ABSTRACT: -- No abstract --

4 Article Interaction of polymorphisms in mitotic regulator genes with cigarette smoking and pancreatic cancer risk. 2013

Jang, Ji-Hyun / Cotterchio, Michelle / Borgida, Ayelet / Liu, Geoffrey / Gallinger, Steven / Cleary, Sean P. ·Faculty of Medicine, University of Toronto, Toronto, Ontario, Canada; Prevention and Cancer Control, Cancer Care Ontario, Toronto, Ontario, Canada. ·Mol Carcinog · Pubmed #23908141.

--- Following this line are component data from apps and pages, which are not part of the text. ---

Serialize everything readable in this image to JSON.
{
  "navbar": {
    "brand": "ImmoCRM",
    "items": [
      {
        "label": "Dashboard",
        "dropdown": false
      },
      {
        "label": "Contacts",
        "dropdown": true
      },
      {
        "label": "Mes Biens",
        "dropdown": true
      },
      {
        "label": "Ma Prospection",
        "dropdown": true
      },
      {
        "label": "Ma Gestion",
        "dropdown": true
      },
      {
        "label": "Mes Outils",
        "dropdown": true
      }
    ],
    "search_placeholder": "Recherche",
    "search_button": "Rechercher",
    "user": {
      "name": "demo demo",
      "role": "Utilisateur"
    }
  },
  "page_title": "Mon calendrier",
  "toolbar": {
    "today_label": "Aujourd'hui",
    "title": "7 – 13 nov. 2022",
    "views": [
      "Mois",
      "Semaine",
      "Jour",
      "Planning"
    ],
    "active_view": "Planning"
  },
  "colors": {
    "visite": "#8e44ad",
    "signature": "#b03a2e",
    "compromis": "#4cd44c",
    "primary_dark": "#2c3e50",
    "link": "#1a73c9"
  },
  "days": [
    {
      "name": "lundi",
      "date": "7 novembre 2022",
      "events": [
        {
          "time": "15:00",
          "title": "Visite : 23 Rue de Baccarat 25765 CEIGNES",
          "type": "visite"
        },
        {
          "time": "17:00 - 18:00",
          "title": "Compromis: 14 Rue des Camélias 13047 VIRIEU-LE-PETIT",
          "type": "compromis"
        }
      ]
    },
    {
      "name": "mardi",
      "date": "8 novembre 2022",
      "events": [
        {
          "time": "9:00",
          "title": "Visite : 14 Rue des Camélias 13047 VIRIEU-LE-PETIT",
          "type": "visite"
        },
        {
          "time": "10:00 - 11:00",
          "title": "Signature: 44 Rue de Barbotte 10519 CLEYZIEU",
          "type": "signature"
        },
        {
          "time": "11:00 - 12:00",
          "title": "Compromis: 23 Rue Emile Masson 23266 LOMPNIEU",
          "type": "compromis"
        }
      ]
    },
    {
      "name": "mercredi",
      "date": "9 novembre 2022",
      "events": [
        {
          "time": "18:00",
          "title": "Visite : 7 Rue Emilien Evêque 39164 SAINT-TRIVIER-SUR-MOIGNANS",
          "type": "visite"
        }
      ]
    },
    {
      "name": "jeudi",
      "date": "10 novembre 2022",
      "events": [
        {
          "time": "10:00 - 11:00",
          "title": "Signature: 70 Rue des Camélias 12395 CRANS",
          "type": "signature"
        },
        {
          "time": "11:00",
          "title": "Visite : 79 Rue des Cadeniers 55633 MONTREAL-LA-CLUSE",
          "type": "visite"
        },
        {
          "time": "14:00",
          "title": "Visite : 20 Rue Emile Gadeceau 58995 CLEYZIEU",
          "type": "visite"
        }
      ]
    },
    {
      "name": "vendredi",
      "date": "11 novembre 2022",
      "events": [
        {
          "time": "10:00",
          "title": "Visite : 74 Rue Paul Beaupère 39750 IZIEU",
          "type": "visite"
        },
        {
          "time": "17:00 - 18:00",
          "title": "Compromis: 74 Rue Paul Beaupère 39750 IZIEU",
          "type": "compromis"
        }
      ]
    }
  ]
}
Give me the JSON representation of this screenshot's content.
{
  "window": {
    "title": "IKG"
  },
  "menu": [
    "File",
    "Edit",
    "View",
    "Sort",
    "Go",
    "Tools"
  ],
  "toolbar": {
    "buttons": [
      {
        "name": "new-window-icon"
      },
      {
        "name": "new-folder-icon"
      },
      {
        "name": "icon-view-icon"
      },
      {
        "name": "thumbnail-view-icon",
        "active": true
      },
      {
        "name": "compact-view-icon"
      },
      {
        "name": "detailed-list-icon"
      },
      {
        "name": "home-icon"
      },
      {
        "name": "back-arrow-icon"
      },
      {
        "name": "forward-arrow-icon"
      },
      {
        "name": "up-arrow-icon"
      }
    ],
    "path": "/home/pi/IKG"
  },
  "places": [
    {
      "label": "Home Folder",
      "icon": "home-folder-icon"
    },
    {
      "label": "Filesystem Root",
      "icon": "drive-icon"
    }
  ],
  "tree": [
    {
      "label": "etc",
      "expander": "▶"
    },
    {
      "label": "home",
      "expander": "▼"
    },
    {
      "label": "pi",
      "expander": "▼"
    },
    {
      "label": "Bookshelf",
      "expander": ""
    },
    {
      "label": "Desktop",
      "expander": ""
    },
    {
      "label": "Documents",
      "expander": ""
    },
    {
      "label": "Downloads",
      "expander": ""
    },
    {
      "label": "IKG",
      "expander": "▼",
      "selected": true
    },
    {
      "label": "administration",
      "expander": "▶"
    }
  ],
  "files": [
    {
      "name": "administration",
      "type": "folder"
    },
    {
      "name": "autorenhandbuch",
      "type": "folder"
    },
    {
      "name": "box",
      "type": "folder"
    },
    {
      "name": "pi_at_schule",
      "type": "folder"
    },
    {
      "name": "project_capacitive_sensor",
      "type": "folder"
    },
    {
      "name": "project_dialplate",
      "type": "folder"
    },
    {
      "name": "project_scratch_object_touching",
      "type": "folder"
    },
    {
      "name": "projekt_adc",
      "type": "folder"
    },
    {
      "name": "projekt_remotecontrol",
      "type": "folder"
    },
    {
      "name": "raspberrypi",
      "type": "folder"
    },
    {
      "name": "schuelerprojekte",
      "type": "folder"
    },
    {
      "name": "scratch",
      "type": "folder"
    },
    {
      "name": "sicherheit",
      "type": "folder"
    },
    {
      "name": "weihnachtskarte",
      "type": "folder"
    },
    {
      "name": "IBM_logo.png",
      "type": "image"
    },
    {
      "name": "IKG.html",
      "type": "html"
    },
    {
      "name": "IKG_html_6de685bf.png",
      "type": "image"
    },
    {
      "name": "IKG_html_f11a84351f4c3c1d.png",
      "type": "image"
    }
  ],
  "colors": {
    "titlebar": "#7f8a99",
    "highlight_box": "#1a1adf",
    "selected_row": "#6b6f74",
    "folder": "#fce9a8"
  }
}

ABSTRACT: Mitotic regulator genes have been associated with several cancers, however little is known about their possible association with pancreatic cancer. Smoking and family history are the strongest risk factors for this highly fatal disease. The main purpose of this study was to determine if polymorphisms of mitotic regulator genes are associated with pancreatic cancer and whether they modify the association between cigarette smoking and pancreatic cancer risk. A population-based case-control study was conducted in Ontario with 455 pathology-confirmed pancreatic cancer cases and 893 controls. Cigarette smoking history was collected using questionnaires and DNA obtained from blood samples. Genotypes were determined by mass-spectrometry. Odds ratio estimates were obtained using multivariate logistic regression. Interactions between genetic variant and smoking were assessed using stratified analyses and the likelihood ratio statistic (significance P < 0.05). Variants of MCPH1, FYN, APC, PRKCA, NIN, TopBP1, RIPK1, and SNW1 were not independently associated with pancreatic cancer risk. A significant interaction was observed between pack-years and MCPH1-2550-C > T (P = 0.02). Compared to never smokers, individuals with 10-27 pack-years and MCPH1-2550-CC genotype were at increased risk for pancreatic cancer (MVOR = 2.49, 95% confidence interval [95% CI]: 1.55, 4.00) as were those with >27 pack-years and MCPH1-2550-TC genotype (MVOR = 2.42, 95% CI: 1.45, 4.05). A significant interaction was observed between smoking status and TopBP1-3257-A > G (P = 0.04) using a dominant model. Current smokers with the TopBP1-3257 A allele were at increased risk for pancreatic cancer (MVOR = 2.55, 95% CI: 1.77, 3.67). MCPH1-2550-C > T and TopBP1-3257-A > G modify the association between smoking and pancreatic cancer. These findings provide insights into the potential molecular mechanisms behind smoking-associated pancreatic cancer.